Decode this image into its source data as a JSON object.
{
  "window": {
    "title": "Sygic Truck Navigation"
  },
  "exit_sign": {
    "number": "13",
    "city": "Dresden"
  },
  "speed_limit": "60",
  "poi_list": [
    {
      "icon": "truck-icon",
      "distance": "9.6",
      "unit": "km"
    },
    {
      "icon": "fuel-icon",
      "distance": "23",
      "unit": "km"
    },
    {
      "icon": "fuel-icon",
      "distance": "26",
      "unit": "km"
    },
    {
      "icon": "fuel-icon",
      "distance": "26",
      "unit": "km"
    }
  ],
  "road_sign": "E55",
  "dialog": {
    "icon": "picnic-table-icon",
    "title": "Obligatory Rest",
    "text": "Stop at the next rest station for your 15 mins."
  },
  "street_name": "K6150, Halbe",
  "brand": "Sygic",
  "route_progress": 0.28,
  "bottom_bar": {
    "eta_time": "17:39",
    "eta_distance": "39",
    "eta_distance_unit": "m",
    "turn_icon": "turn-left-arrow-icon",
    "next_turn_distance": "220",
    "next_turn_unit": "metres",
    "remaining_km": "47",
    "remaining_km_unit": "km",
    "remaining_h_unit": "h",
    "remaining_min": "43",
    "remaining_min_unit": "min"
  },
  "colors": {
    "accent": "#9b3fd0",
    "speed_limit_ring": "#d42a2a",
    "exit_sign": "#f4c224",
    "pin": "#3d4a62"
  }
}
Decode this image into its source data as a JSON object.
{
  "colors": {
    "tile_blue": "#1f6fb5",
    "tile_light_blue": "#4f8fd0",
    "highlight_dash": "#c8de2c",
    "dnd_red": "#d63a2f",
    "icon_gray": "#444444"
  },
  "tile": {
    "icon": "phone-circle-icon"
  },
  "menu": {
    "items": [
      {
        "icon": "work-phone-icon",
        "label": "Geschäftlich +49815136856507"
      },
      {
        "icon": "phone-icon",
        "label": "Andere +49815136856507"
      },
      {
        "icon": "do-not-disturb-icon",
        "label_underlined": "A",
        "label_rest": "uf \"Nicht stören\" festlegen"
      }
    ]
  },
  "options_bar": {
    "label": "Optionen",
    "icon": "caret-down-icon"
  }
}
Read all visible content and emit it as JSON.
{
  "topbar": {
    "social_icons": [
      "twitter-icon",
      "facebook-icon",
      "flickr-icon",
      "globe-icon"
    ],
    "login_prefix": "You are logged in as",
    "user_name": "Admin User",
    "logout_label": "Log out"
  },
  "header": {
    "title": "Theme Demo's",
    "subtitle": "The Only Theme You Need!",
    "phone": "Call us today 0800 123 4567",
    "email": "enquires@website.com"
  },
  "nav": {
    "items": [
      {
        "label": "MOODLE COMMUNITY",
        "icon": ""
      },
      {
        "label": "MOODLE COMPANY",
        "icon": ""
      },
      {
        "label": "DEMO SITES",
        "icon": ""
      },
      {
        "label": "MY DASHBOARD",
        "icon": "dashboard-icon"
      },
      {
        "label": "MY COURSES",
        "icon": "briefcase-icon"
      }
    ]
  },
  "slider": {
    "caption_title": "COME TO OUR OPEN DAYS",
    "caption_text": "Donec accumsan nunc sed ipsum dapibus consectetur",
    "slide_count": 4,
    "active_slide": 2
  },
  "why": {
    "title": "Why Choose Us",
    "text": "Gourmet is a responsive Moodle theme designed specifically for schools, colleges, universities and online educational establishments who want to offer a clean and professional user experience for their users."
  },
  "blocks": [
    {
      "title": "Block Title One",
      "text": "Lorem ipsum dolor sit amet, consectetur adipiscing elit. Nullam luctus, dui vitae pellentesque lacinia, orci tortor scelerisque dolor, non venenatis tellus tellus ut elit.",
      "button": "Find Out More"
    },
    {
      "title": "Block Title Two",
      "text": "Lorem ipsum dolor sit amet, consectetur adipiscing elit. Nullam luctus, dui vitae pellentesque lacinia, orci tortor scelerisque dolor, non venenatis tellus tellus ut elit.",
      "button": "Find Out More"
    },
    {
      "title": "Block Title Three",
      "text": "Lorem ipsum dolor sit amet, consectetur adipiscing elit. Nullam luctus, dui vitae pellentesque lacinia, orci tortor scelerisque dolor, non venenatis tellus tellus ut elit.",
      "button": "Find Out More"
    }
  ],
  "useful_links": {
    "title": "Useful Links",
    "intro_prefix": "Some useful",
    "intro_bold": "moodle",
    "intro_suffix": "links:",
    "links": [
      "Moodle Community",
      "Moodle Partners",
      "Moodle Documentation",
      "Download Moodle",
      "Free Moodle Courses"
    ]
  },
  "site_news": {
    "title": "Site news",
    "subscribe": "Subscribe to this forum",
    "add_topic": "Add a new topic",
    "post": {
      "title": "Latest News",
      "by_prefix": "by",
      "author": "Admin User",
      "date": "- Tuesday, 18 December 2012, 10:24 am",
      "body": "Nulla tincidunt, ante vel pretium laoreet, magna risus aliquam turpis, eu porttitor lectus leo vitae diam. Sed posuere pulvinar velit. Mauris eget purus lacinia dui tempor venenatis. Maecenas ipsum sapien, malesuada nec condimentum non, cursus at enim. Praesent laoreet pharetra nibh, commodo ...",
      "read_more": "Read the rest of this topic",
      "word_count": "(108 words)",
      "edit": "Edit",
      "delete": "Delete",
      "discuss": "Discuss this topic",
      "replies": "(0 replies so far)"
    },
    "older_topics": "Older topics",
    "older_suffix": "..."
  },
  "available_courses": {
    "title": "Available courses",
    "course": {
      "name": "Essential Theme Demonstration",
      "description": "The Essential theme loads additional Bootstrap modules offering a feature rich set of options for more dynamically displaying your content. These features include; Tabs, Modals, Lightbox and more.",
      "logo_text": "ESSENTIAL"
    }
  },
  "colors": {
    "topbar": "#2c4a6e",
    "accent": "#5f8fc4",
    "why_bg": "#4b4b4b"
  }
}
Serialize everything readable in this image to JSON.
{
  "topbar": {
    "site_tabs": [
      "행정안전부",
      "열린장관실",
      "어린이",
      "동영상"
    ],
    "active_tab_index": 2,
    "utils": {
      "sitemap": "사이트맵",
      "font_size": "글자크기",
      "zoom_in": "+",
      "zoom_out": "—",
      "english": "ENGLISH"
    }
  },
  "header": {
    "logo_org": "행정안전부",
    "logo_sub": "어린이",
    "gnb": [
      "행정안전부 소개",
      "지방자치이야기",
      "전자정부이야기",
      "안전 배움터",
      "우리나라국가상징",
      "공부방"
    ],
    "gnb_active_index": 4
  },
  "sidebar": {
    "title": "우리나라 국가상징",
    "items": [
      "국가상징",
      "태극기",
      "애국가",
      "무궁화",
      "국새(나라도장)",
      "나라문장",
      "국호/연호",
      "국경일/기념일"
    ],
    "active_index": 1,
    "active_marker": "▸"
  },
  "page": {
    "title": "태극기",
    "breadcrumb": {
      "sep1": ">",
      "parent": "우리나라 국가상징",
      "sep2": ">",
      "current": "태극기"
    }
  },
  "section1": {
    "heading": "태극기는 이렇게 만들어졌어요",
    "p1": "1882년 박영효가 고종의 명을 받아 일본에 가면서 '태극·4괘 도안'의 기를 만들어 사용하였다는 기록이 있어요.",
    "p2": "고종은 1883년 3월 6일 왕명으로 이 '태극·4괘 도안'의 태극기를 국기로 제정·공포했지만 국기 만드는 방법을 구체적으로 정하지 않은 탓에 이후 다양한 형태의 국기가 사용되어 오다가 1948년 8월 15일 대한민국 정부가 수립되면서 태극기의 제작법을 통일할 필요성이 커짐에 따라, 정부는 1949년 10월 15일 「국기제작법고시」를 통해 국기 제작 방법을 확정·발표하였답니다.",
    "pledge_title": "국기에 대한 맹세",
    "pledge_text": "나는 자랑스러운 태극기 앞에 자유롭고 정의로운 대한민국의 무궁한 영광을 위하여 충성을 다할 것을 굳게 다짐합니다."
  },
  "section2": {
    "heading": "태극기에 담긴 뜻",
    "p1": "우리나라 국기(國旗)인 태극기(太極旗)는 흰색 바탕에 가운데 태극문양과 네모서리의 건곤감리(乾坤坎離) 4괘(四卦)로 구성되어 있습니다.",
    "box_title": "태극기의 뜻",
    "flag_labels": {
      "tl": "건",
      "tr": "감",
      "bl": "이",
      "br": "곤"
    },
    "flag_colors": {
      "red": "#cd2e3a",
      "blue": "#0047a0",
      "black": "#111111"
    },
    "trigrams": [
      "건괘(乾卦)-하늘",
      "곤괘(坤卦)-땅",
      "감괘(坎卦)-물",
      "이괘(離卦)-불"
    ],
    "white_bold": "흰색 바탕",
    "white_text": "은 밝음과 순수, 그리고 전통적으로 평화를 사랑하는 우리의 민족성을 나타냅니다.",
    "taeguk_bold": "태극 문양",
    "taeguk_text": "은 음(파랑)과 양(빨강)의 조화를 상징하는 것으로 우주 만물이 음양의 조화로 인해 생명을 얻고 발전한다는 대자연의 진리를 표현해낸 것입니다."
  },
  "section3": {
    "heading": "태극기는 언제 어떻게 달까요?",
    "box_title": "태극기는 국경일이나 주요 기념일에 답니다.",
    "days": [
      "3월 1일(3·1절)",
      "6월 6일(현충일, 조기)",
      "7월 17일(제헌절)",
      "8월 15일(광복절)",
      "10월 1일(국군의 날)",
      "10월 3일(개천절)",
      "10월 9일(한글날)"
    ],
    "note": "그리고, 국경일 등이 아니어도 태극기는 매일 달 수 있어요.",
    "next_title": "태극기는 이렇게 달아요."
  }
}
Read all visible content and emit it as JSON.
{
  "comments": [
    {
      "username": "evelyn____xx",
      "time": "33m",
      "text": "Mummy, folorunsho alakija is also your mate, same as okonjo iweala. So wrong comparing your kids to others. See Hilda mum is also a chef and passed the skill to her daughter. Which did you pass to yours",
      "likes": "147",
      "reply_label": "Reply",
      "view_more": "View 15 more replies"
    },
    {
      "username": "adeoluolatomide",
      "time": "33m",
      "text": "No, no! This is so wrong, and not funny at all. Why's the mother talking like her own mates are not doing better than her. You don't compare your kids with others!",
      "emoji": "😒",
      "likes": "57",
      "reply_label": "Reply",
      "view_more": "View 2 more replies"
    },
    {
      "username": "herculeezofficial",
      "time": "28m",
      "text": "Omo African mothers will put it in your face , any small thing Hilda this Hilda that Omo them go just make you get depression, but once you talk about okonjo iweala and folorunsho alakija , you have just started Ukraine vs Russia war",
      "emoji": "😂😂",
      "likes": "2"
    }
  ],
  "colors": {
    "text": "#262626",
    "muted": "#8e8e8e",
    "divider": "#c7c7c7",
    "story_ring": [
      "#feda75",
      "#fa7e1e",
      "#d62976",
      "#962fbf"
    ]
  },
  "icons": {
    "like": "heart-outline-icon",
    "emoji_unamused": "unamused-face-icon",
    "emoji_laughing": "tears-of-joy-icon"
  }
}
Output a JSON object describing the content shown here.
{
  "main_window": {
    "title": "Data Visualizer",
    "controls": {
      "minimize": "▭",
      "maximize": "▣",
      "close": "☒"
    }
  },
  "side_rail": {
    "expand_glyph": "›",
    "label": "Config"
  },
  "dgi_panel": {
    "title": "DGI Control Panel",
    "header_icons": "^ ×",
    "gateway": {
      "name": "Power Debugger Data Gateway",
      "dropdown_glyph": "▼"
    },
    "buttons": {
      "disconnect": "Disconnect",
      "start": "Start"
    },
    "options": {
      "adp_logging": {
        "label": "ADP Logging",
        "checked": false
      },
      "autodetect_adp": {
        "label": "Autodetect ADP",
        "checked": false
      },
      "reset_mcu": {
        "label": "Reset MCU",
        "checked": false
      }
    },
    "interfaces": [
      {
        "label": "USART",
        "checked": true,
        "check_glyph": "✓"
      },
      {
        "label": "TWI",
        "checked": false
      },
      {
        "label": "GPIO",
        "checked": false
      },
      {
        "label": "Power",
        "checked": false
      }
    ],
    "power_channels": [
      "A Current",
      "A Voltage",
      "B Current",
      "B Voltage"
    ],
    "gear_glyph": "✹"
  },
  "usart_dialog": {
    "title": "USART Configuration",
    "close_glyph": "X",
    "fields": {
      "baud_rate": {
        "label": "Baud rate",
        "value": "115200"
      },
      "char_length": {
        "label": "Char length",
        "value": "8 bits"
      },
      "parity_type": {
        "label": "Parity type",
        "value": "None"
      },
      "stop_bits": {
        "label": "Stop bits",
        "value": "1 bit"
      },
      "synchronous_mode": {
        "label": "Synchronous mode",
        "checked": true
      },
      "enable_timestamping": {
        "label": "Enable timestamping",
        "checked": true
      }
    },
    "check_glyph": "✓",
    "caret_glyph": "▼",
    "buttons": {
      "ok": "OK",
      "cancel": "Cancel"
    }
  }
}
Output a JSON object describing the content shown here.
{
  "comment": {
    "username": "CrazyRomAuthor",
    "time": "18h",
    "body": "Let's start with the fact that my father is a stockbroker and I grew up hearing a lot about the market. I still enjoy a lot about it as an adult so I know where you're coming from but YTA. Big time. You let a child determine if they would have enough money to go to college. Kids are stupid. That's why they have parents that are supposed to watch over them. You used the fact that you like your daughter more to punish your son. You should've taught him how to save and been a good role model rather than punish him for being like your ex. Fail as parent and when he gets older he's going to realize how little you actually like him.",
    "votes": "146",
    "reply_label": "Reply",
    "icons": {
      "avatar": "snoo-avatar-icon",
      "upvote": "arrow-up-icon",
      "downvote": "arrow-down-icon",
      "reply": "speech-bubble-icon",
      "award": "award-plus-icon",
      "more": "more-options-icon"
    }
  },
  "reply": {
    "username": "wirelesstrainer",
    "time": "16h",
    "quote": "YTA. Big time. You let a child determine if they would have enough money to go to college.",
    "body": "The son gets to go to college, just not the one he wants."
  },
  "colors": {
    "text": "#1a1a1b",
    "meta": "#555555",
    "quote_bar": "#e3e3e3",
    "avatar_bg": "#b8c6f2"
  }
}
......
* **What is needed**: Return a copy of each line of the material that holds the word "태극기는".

* **Exercise answer**:
    "heading": "태극기는 이렇게 만들어졌어요",
    "heading": "태극기는 언제 어떻게 달까요?",
    "box_title": "태극기는 국경일이나 주요 기념일에 답니다.",
    "note": "그리고, 국경일 등이 아니어도 태극기는 매일 달 수 있어요.",
    "next_title": "태극기는 이렇게 달아요."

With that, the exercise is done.